[Data items]
::::::::

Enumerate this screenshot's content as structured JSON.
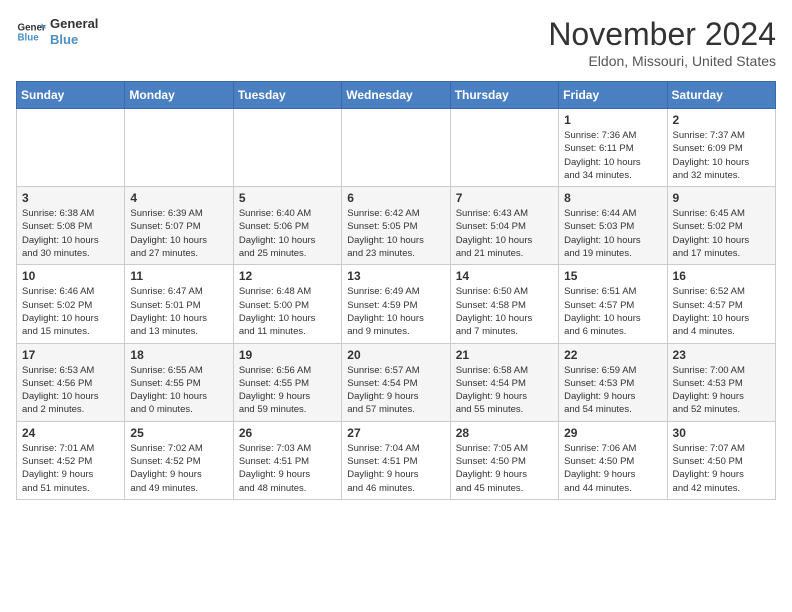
{
  "header": {
    "logo_line1": "General",
    "logo_line2": "Blue",
    "month": "November 2024",
    "location": "Eldon, Missouri, United States"
  },
  "weekdays": [
    "Sunday",
    "Monday",
    "Tuesday",
    "Wednesday",
    "Thursday",
    "Friday",
    "Saturday"
  ],
  "weeks": [
    [
      {
        "day": "",
        "info": ""
      },
      {
        "day": "",
        "info": ""
      },
      {
        "day": "",
        "info": ""
      },
      {
        "day": "",
        "info": ""
      },
      {
        "day": "",
        "info": ""
      },
      {
        "day": "1",
        "info": "Sunrise: 7:36 AM\nSunset: 6:11 PM\nDaylight: 10 hours\nand 34 minutes."
      },
      {
        "day": "2",
        "info": "Sunrise: 7:37 AM\nSunset: 6:09 PM\nDaylight: 10 hours\nand 32 minutes."
      }
    ],
    [
      {
        "day": "3",
        "info": "Sunrise: 6:38 AM\nSunset: 5:08 PM\nDaylight: 10 hours\nand 30 minutes."
      },
      {
        "day": "4",
        "info": "Sunrise: 6:39 AM\nSunset: 5:07 PM\nDaylight: 10 hours\nand 27 minutes."
      },
      {
        "day": "5",
        "info": "Sunrise: 6:40 AM\nSunset: 5:06 PM\nDaylight: 10 hours\nand 25 minutes."
      },
      {
        "day": "6",
        "info": "Sunrise: 6:42 AM\nSunset: 5:05 PM\nDaylight: 10 hours\nand 23 minutes."
      },
      {
        "day": "7",
        "info": "Sunrise: 6:43 AM\nSunset: 5:04 PM\nDaylight: 10 hours\nand 21 minutes."
      },
      {
        "day": "8",
        "info": "Sunrise: 6:44 AM\nSunset: 5:03 PM\nDaylight: 10 hours\nand 19 minutes."
      },
      {
        "day": "9",
        "info": "Sunrise: 6:45 AM\nSunset: 5:02 PM\nDaylight: 10 hours\nand 17 minutes."
      }
    ],
    [
      {
        "day": "10",
        "info": "Sunrise: 6:46 AM\nSunset: 5:02 PM\nDaylight: 10 hours\nand 15 minutes."
      },
      {
        "day": "11",
        "info": "Sunrise: 6:47 AM\nSunset: 5:01 PM\nDaylight: 10 hours\nand 13 minutes."
      },
      {
        "day": "12",
        "info": "Sunrise: 6:48 AM\nSunset: 5:00 PM\nDaylight: 10 hours\nand 11 minutes."
      },
      {
        "day": "13",
        "info": "Sunrise: 6:49 AM\nSunset: 4:59 PM\nDaylight: 10 hours\nand 9 minutes."
      },
      {
        "day": "14",
        "info": "Sunrise: 6:50 AM\nSunset: 4:58 PM\nDaylight: 10 hours\nand 7 minutes."
      },
      {
        "day": "15",
        "info": "Sunrise: 6:51 AM\nSunset: 4:57 PM\nDaylight: 10 hours\nand 6 minutes."
      },
      {
        "day": "16",
        "info": "Sunrise: 6:52 AM\nSunset: 4:57 PM\nDaylight: 10 hours\nand 4 minutes."
      }
    ],
    [
      {
        "day": "17",
        "info": "Sunrise: 6:53 AM\nSunset: 4:56 PM\nDaylight: 10 hours\nand 2 minutes."
      },
      {
        "day": "18",
        "info": "Sunrise: 6:55 AM\nSunset: 4:55 PM\nDaylight: 10 hours\nand 0 minutes."
      },
      {
        "day": "19",
        "info": "Sunrise: 6:56 AM\nSunset: 4:55 PM\nDaylight: 9 hours\nand 59 minutes."
      },
      {
        "day": "20",
        "info": "Sunrise: 6:57 AM\nSunset: 4:54 PM\nDaylight: 9 hours\nand 57 minutes."
      },
      {
        "day": "21",
        "info": "Sunrise: 6:58 AM\nSunset: 4:54 PM\nDaylight: 9 hours\nand 55 minutes."
      },
      {
        "day": "22",
        "info": "Sunrise: 6:59 AM\nSunset: 4:53 PM\nDaylight: 9 hours\nand 54 minutes."
      },
      {
        "day": "23",
        "info": "Sunrise: 7:00 AM\nSunset: 4:53 PM\nDaylight: 9 hours\nand 52 minutes."
      }
    ],
    [
      {
        "day": "24",
        "info": "Sunrise: 7:01 AM\nSunset: 4:52 PM\nDaylight: 9 hours\nand 51 minutes."
      },
      {
        "day": "25",
        "info": "Sunrise: 7:02 AM\nSunset: 4:52 PM\nDaylight: 9 hours\nand 49 minutes."
      },
      {
        "day": "26",
        "info": "Sunrise: 7:03 AM\nSunset: 4:51 PM\nDaylight: 9 hours\nand 48 minutes."
      },
      {
        "day": "27",
        "info": "Sunrise: 7:04 AM\nSunset: 4:51 PM\nDaylight: 9 hours\nand 46 minutes."
      },
      {
        "day": "28",
        "info": "Sunrise: 7:05 AM\nSunset: 4:50 PM\nDaylight: 9 hours\nand 45 minutes."
      },
      {
        "day": "29",
        "info": "Sunrise: 7:06 AM\nSunset: 4:50 PM\nDaylight: 9 hours\nand 44 minutes."
      },
      {
        "day": "30",
        "info": "Sunrise: 7:07 AM\nSunset: 4:50 PM\nDaylight: 9 hours\nand 42 minutes."
      }
    ]
  ]
}
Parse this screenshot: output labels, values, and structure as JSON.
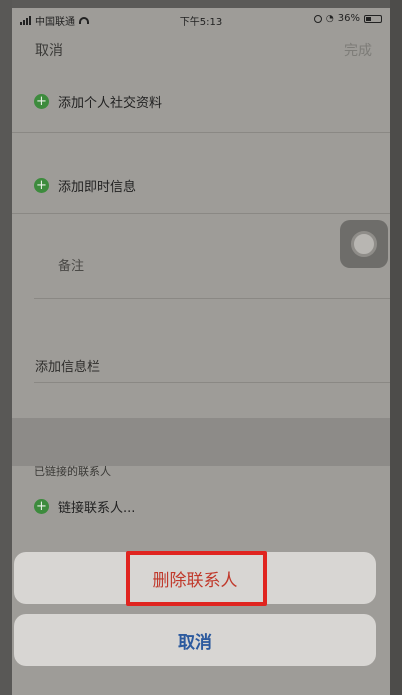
{
  "status_bar": {
    "carrier": "中国联通",
    "time": "下午5:13",
    "battery": "36%"
  },
  "nav": {
    "cancel_label": "取消",
    "done_label": "完成"
  },
  "rows": {
    "add_social": "添加个人社交资料",
    "add_im": "添加即时信息",
    "notes_label": "备注",
    "add_field": "添加信息栏"
  },
  "linked": {
    "header": "已链接的联系人",
    "link_label": "链接联系人..."
  },
  "action_sheet": {
    "delete_label": "删除联系人",
    "cancel_label": "取消"
  },
  "colors": {
    "destructive": "#c0392b",
    "accent": "#2c5a9e",
    "highlight_box": "#e0241f"
  }
}
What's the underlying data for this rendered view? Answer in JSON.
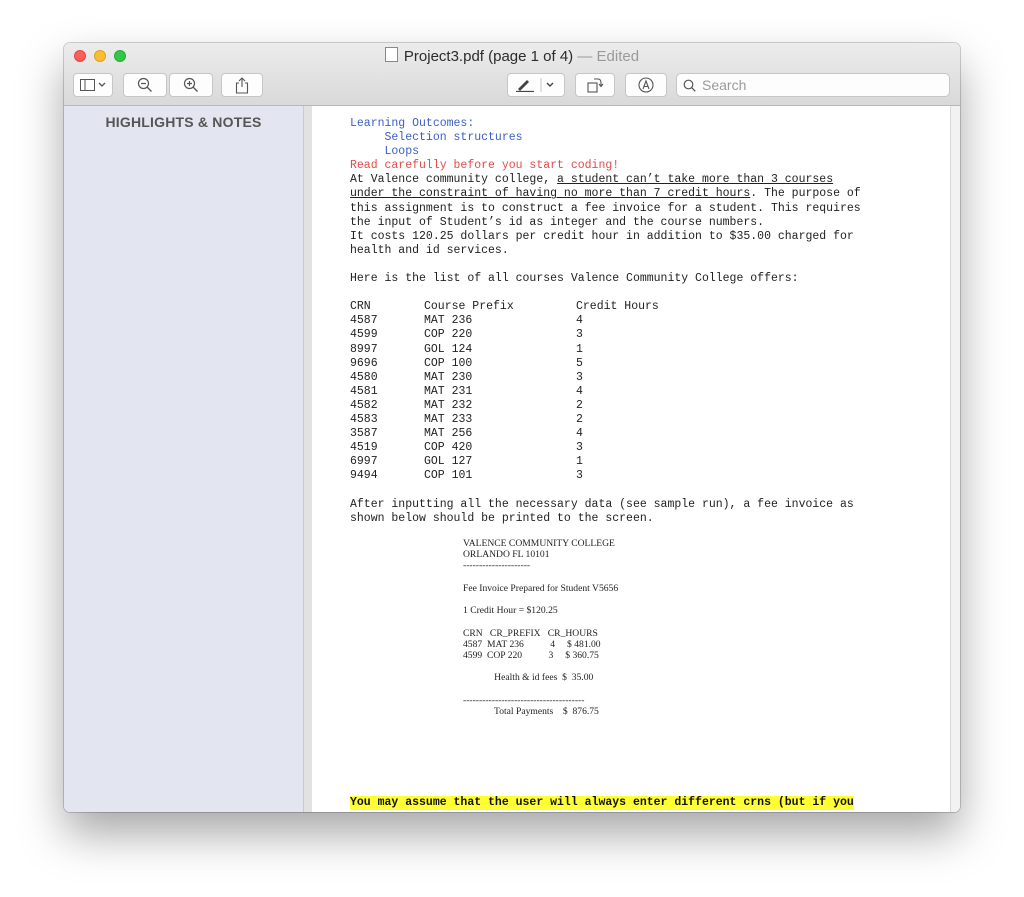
{
  "window": {
    "title_file": "Project3.pdf (page 1 of 4)",
    "title_sep": " — ",
    "title_status": "Edited"
  },
  "toolbar": {
    "search_placeholder": "Search",
    "icons": [
      "sidebar-toggle-icon",
      "chevron-down-icon",
      "zoom-out-icon",
      "zoom-in-icon",
      "share-icon",
      "markup-pen-icon",
      "chevron-down-icon",
      "rotate-icon",
      "markup-toolbar-icon",
      "search-icon"
    ]
  },
  "sidebar": {
    "heading": "HIGHLIGHTS & NOTES"
  },
  "document": {
    "outcomes_title": "Learning Outcomes:",
    "outcome_1": "     Selection structures",
    "outcome_2": "     Loops",
    "warning": "Read carefully before you start coding!",
    "para1_a": "At Valence community college, ",
    "para1_b": "a student can’t take more than 3 courses",
    "para1_c": "under the constraint of having no more than 7 credit hours",
    "para1_d": ". The purpose of",
    "para1_e": "this assignment is to construct a fee invoice for a student. This requires",
    "para1_f": "the input of Student’s id as integer and the course numbers.",
    "para1_g": "It costs 120.25 dollars per credit hour in addition to $35.00 charged for",
    "para1_h": "health and id services.",
    "list_intro": "Here is the list of all courses Valence Community College offers:",
    "table_headers": [
      "CRN",
      "Course Prefix",
      "Credit Hours"
    ],
    "courses": [
      [
        "4587",
        "MAT 236",
        "4"
      ],
      [
        "4599",
        "COP 220",
        "3"
      ],
      [
        "8997",
        "GOL 124",
        "1"
      ],
      [
        "9696",
        "COP 100",
        "5"
      ],
      [
        "4580",
        "MAT 230",
        "3"
      ],
      [
        "4581",
        "MAT 231",
        "4"
      ],
      [
        "4582",
        "MAT 232",
        "2"
      ],
      [
        "4583",
        "MAT 233",
        "2"
      ],
      [
        "3587",
        "MAT 256",
        "4"
      ],
      [
        "4519",
        "COP 420",
        "3"
      ],
      [
        "6997",
        "GOL 127",
        "1"
      ],
      [
        "9494",
        "COP 101",
        "3"
      ]
    ],
    "after_1": "After inputting all the necessary data (see sample run), a fee invoice as",
    "after_2": "shown below should be printed to the screen.",
    "invoice_lines": [
      "VALENCE COMMUNITY COLLEGE",
      "ORLANDO FL 10101",
      "---------------------",
      "",
      "Fee Invoice Prepared for Student V5656",
      "",
      "1 Credit Hour = $120.25",
      "",
      "CRN   CR_PREFIX   CR_HOURS",
      "4587  MAT 236           4     $ 481.00",
      "4599  COP 220           3     $ 360.75",
      "",
      "             Health & id fees  $  35.00",
      "",
      "--------------------------------------",
      "             Total Payments    $  876.75"
    ],
    "highlight_text": "You may assume that the user will always enter different crns (but if you"
  }
}
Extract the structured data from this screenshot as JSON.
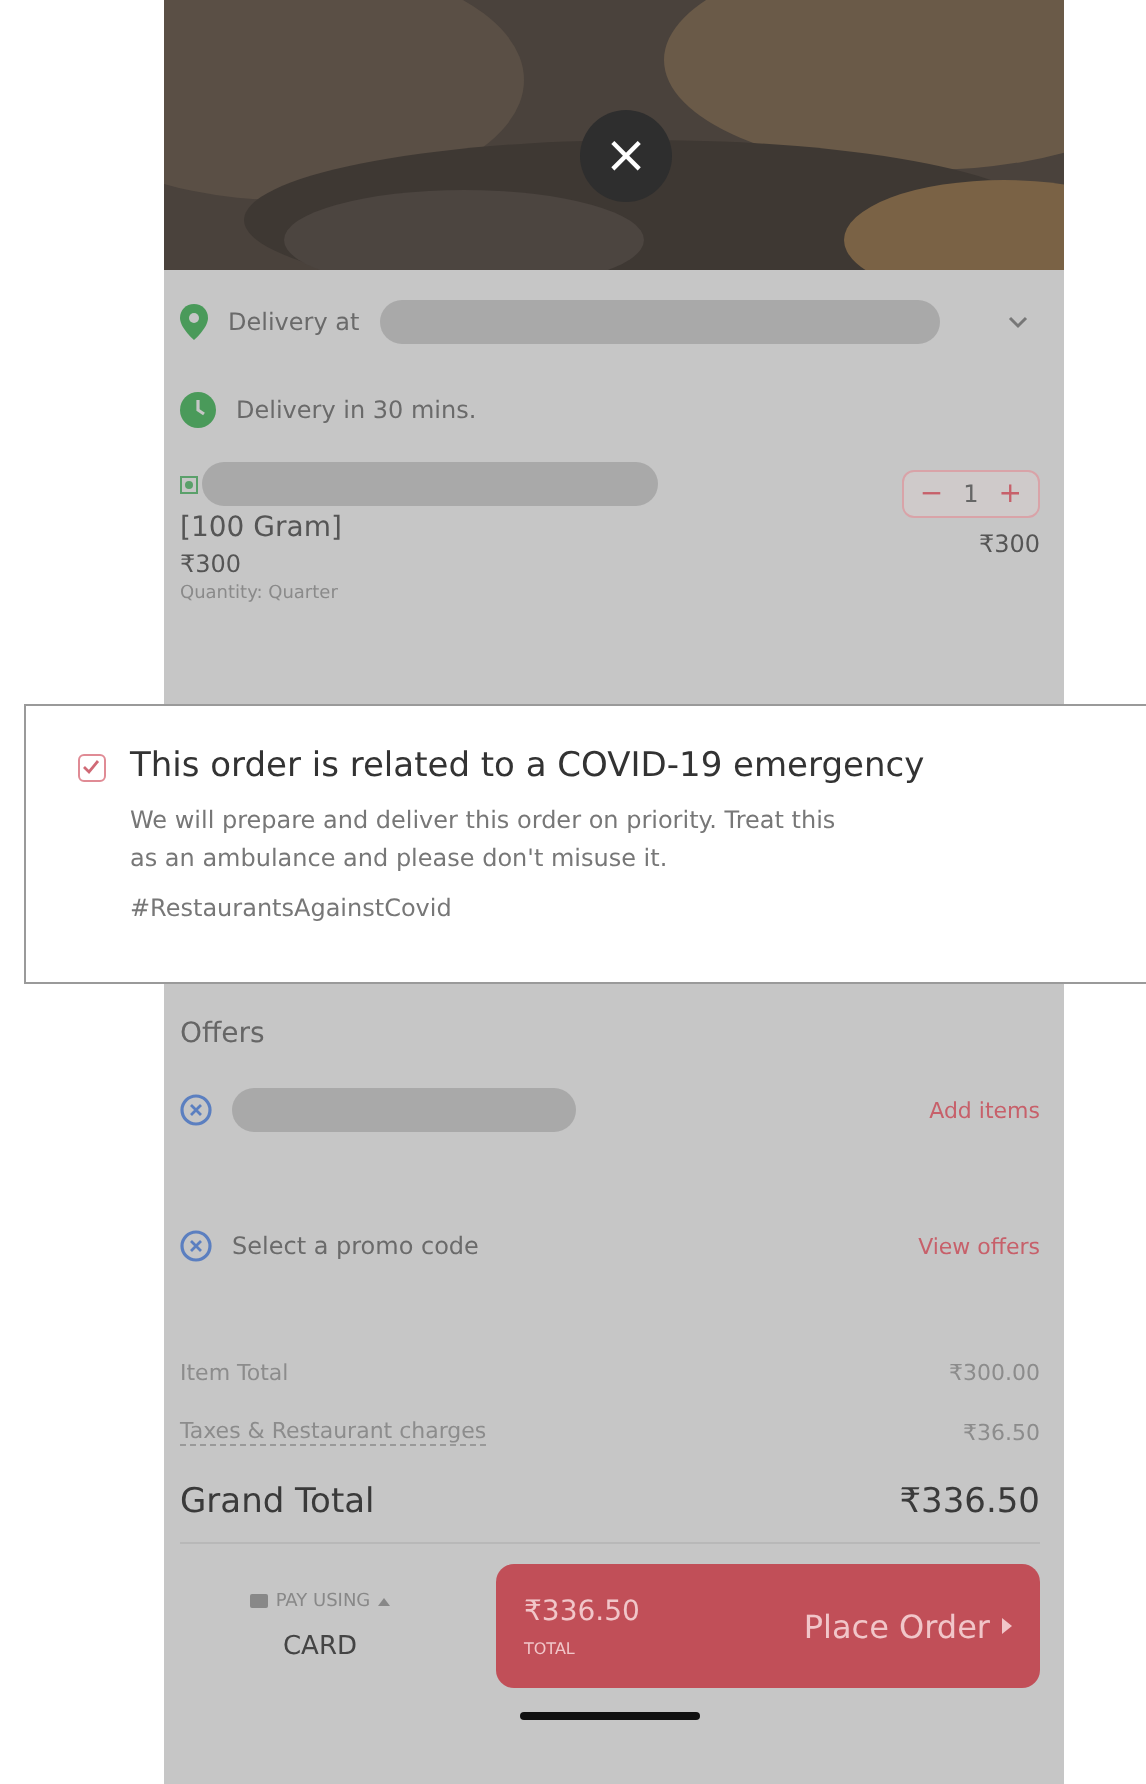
{
  "close_button": {
    "label": "×"
  },
  "delivery": {
    "address_label": "Delivery at",
    "time": "Delivery in 30 mins."
  },
  "item": {
    "variant": "[100 Gram]",
    "price": "₹300",
    "quantity": "Quantity: Quarter",
    "count": "1",
    "minus": "−",
    "plus": "+",
    "total": "₹300"
  },
  "emergency": {
    "checked": true,
    "title": "This order is related to a COVID-19 emergency",
    "description": "We will prepare and deliver this order on priority. Treat this as an ambulance and please don't misuse it.",
    "hashtag": "#RestaurantsAgainstCovid"
  },
  "offers": {
    "title": "Offers",
    "rows": [
      {
        "kind": "redacted",
        "action": "Add items"
      },
      {
        "kind": "text",
        "label": "Select a promo code",
        "action": "View offers"
      }
    ]
  },
  "bill": [
    {
      "label": "Item Total",
      "value": "₹300.00",
      "dashed": false
    },
    {
      "label": "Taxes & Restaurant charges",
      "value": "₹36.50",
      "dashed": true
    }
  ],
  "grand_total": {
    "label": "Grand Total",
    "value": "₹336.50"
  },
  "footer": {
    "pay_using": "PAY USING",
    "method": "CARD",
    "amount": "₹336.50",
    "amount_label": "TOTAL",
    "action": "Place Order"
  }
}
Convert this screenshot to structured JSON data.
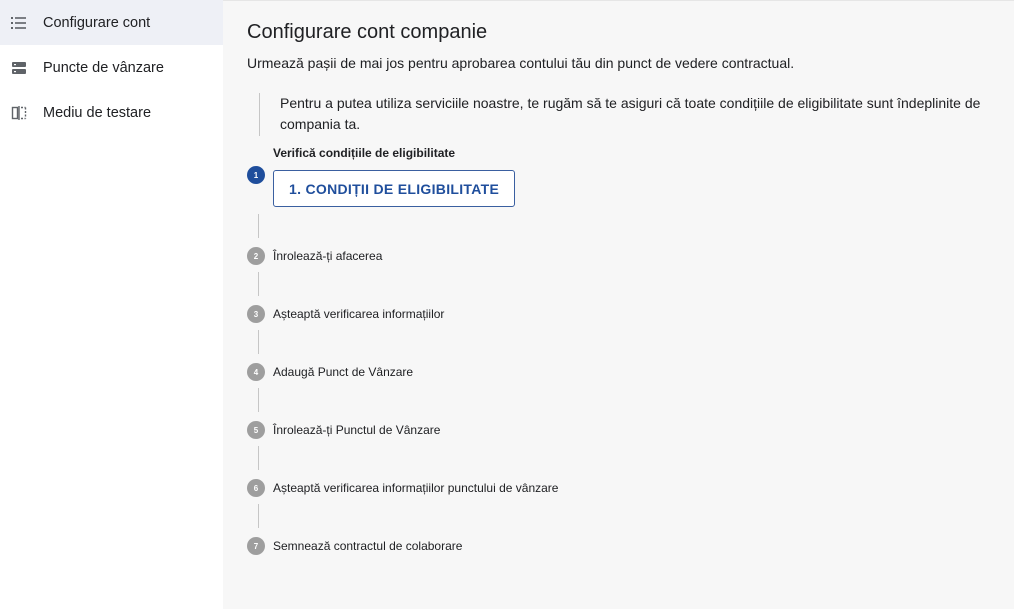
{
  "sidebar": {
    "items": [
      {
        "label": "Configurare cont",
        "icon": "list-icon"
      },
      {
        "label": "Puncte de vânzare",
        "icon": "storage-icon"
      },
      {
        "label": "Mediu de testare",
        "icon": "split-view-icon"
      }
    ]
  },
  "main": {
    "title": "Configurare cont companie",
    "subtitle": "Urmează pașii de mai jos pentru aprobarea contului tău din punct de vedere contractual.",
    "info": "Pentru a putea utiliza serviciile noastre, te rugăm să te asiguri că toate condițiile de eligibilitate sunt îndeplinite de compania ta.",
    "steps": [
      {
        "number": "1",
        "label": "Verifică condițiile de eligibilitate",
        "button": "1. CONDIȚII DE ELIGIBILITATE"
      },
      {
        "number": "2",
        "label": "Înrolează-ți afacerea"
      },
      {
        "number": "3",
        "label": "Așteaptă verificarea informațiilor"
      },
      {
        "number": "4",
        "label": "Adaugă Punct de Vânzare"
      },
      {
        "number": "5",
        "label": "Înrolează-ți Punctul de Vânzare"
      },
      {
        "number": "6",
        "label": "Așteaptă verificarea informațiilor punctului de vânzare"
      },
      {
        "number": "7",
        "label": "Semnează contractul de colaborare"
      }
    ]
  },
  "colors": {
    "accent": "#1f4e9c",
    "inactive_step": "#9e9e9e",
    "active_nav_bg": "#eef0f6",
    "content_bg": "#f7f7f7"
  }
}
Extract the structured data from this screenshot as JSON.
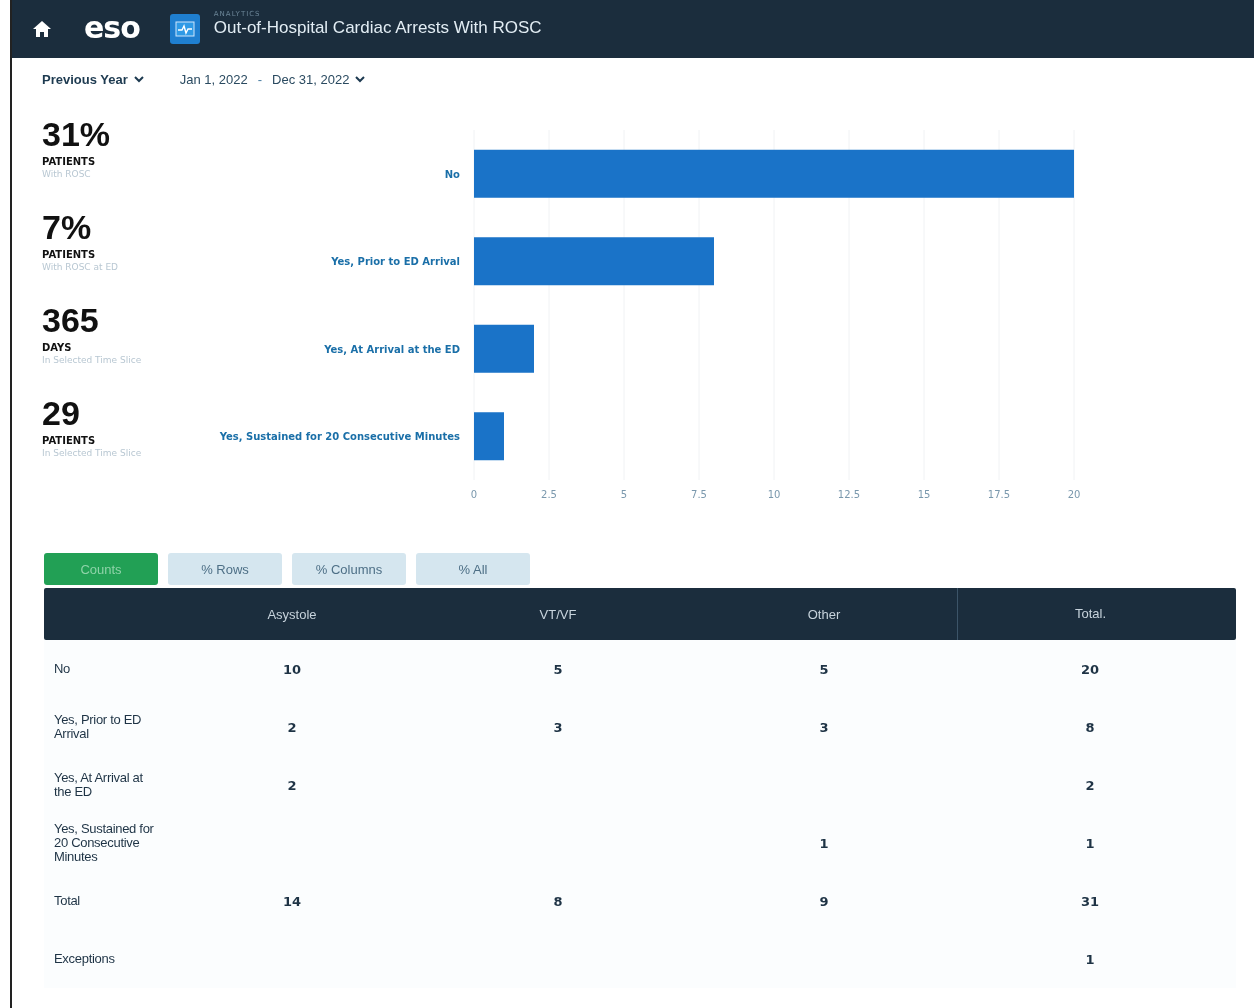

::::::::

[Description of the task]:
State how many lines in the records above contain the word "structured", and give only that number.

[Answer to the problem]:
4